• Praying our Baptism. Grab your baptismal certificate! Consider that date as a special one to pray about and thank God for. Pray for the priest who baptized you, your parents and god-parents.
• Touching our Head and Toes. Our personal concern and contribution to the Church must be a prayer that extends from the Pope down to the latest baptized Christian. We shouldn’t hesitate to adopt either a Bishop or Priest whom we could pray and offer specific sacrifices for daily.
• Learn your History. Every institution has a history. Get a good book on the history of the Catholic Church. The simple and sincere reading and study of Her life has converted many. Her history will also make us realize Her divine origins and mission.

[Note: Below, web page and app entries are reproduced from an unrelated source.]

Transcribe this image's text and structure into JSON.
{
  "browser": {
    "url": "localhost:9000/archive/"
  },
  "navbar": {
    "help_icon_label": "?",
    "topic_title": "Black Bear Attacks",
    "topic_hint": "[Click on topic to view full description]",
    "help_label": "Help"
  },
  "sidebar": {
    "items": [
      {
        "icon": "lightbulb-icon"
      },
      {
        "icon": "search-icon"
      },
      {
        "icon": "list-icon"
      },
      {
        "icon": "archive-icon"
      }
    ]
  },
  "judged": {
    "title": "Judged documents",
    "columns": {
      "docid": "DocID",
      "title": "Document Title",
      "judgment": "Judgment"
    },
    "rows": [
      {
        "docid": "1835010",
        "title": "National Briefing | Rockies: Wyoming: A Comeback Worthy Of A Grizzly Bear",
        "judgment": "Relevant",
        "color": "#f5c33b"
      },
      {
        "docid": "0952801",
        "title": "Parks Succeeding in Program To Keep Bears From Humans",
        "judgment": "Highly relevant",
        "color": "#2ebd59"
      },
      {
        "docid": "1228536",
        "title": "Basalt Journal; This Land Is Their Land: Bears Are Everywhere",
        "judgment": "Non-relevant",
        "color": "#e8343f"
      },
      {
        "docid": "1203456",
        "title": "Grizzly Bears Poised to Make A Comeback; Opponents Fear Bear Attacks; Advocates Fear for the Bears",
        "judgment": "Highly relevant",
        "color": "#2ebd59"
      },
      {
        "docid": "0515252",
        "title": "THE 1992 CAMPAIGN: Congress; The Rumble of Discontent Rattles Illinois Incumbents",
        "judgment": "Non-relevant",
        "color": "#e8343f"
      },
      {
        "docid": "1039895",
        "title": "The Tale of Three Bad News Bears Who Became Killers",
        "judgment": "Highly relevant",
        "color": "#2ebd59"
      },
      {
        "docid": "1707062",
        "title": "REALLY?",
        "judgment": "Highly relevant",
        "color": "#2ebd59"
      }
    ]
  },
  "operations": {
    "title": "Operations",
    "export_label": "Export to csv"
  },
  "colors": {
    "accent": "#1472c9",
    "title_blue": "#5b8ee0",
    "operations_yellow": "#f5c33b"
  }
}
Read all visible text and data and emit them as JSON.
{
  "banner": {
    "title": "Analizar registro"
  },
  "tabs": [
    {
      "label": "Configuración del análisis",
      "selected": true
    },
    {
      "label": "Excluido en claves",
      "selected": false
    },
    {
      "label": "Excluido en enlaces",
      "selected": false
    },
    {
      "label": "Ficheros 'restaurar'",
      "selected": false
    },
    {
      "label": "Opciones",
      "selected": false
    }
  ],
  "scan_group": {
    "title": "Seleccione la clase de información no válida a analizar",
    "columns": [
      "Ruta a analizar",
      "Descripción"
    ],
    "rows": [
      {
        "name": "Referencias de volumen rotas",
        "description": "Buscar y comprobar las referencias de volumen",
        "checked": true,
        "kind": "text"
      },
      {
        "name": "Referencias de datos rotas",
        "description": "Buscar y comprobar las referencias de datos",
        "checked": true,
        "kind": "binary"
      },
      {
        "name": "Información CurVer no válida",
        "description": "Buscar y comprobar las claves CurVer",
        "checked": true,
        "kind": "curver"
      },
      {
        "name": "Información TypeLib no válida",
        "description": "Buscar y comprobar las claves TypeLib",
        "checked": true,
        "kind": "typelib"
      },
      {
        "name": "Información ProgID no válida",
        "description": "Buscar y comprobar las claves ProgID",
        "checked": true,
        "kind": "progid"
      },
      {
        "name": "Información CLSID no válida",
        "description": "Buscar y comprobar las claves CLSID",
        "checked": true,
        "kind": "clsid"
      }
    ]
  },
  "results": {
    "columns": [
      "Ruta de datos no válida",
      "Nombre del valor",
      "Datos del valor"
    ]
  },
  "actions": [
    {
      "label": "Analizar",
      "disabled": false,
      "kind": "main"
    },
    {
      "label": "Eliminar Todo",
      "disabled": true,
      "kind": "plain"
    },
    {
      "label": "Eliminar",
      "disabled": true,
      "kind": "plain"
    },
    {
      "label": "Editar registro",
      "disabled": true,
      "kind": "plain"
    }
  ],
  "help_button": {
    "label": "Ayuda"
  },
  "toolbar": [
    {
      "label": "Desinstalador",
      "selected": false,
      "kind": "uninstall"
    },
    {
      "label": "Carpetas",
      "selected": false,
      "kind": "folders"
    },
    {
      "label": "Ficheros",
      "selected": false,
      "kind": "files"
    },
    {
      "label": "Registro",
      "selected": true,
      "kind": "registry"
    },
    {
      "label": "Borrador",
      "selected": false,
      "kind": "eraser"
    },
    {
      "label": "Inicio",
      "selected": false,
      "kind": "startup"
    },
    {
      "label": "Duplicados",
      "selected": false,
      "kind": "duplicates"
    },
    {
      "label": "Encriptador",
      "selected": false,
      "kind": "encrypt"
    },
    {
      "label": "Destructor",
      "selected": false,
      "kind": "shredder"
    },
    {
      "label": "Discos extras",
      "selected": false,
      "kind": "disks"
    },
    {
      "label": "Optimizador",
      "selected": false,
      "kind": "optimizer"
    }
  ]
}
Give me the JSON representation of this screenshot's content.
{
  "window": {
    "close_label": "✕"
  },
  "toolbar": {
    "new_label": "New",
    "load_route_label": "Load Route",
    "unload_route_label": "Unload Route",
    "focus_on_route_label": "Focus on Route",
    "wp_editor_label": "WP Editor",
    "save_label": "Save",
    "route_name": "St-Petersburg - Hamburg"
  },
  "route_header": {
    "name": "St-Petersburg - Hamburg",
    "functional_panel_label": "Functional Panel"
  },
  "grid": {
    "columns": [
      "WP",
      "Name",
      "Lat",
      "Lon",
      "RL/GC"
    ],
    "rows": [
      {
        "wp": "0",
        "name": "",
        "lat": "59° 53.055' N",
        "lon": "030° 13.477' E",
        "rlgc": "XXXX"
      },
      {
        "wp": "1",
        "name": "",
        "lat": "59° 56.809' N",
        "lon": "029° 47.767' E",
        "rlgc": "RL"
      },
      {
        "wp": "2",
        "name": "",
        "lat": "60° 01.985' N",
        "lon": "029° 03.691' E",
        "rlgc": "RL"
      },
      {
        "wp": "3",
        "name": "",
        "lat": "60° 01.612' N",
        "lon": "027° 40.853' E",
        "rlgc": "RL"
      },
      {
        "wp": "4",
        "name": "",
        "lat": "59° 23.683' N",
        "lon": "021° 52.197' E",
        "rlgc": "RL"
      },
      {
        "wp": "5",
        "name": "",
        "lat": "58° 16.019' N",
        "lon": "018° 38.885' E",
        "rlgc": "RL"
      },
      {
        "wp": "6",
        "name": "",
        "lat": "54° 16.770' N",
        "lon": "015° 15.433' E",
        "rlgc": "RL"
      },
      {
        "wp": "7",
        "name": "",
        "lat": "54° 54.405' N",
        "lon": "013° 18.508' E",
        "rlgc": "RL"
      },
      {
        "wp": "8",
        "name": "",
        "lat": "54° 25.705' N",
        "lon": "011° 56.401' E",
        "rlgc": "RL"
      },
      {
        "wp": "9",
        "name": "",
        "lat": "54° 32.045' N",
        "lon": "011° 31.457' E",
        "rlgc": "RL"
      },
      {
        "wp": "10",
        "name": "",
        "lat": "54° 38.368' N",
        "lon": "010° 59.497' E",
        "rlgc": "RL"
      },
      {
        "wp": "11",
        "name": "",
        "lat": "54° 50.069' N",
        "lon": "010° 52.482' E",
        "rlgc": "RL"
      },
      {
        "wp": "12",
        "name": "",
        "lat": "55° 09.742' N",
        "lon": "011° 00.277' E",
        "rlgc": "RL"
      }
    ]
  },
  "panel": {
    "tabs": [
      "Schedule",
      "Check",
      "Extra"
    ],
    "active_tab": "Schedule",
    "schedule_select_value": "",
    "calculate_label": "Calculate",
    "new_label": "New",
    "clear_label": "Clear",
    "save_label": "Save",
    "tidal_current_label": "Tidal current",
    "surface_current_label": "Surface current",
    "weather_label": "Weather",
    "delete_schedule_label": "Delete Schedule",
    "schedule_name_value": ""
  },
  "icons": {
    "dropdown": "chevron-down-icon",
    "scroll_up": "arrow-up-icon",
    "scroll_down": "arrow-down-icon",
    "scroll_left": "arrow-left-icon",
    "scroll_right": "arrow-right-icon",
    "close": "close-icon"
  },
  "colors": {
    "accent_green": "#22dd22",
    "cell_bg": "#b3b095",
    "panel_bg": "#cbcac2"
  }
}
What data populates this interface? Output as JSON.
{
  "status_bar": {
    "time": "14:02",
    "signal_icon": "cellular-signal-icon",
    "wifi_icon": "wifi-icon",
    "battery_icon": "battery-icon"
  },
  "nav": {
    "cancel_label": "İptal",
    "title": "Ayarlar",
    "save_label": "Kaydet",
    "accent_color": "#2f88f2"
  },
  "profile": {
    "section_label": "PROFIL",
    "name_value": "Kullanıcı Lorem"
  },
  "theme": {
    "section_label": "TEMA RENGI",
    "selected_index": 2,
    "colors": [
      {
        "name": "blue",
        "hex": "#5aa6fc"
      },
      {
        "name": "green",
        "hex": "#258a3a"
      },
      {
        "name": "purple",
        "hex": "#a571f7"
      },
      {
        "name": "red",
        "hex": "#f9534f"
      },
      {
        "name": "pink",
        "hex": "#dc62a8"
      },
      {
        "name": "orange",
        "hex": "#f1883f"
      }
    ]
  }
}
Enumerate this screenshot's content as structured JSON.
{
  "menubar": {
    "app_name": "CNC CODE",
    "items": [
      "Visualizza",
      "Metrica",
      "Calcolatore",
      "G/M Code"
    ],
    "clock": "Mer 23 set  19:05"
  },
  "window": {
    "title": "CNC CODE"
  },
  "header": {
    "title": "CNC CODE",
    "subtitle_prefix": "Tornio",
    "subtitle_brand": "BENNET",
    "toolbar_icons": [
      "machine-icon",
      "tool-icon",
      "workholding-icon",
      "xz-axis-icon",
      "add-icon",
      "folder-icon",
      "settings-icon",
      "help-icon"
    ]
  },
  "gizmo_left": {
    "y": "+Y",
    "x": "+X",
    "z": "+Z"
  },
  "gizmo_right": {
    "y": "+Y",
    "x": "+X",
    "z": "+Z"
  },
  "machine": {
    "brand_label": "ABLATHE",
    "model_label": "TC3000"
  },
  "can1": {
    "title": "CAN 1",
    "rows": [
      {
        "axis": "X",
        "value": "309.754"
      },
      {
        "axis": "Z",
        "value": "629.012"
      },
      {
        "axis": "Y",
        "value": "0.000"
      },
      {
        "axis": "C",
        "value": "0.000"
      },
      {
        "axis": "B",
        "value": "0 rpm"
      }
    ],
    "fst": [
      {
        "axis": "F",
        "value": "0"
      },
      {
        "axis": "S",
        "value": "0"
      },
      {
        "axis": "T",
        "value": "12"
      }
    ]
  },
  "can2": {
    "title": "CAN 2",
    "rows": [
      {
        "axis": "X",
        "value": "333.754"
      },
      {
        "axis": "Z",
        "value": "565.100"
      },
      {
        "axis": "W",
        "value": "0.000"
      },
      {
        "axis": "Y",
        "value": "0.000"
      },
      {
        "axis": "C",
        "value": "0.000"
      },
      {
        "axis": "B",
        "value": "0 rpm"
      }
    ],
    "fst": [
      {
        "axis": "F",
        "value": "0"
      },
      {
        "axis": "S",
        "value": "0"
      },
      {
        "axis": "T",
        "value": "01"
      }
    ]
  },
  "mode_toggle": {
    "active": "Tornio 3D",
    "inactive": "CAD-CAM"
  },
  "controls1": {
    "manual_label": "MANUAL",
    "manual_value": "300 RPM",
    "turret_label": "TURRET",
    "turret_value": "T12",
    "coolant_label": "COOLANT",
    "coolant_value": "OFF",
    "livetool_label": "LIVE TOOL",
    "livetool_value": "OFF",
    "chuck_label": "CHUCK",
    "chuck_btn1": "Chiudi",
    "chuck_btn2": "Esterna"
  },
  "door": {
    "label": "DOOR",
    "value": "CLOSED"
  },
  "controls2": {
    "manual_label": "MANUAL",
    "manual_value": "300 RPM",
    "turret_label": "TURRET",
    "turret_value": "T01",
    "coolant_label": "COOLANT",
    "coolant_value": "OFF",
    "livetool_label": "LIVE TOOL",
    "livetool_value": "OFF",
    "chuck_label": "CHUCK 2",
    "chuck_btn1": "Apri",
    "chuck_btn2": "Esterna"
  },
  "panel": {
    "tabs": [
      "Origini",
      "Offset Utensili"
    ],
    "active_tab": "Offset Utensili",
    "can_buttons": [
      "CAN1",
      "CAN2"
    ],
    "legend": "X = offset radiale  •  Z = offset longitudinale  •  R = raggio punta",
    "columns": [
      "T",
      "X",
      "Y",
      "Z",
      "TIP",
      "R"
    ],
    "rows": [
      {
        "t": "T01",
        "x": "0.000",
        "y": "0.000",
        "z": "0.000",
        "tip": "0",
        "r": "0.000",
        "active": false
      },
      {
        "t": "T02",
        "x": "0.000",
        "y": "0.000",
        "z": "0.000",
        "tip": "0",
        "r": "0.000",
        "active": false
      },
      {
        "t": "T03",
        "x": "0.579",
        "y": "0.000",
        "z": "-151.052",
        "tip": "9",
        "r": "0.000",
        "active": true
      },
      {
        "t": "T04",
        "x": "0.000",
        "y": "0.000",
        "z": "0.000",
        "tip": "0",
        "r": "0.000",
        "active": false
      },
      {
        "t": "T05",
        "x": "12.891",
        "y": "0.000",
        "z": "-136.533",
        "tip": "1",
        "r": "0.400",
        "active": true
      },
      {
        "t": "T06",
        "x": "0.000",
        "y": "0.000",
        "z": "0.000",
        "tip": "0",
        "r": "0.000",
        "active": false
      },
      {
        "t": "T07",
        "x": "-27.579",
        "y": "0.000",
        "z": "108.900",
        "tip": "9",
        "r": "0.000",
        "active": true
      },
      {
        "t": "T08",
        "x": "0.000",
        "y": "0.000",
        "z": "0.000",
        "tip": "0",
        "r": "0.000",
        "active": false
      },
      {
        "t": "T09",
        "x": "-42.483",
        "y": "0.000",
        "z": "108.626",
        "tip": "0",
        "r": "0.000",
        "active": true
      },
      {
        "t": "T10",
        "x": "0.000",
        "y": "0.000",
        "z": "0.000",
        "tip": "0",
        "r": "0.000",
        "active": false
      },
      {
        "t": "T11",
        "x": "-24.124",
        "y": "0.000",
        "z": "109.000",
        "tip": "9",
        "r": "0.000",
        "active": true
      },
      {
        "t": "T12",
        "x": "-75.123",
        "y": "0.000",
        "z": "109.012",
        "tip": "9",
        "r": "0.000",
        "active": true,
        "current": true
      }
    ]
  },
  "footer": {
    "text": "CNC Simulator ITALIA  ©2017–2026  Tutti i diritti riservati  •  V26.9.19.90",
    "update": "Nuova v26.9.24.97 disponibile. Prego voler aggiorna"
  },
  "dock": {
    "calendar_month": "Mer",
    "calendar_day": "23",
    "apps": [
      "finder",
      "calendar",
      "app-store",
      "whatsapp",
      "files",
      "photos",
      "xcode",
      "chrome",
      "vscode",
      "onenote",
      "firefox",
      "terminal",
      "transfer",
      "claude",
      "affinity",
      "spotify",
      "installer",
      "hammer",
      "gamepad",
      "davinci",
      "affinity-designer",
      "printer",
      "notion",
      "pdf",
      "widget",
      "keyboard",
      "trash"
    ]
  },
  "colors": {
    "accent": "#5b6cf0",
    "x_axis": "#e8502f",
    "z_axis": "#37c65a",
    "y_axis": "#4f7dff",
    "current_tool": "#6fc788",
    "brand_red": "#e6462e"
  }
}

• Tradition! As part of knowing Her history, open your curiosity to the saints who have built and extended the Church throughout the world. (e.g. the works of the Fathers of the Church, the life of the early Christians, and the lives of the saints.)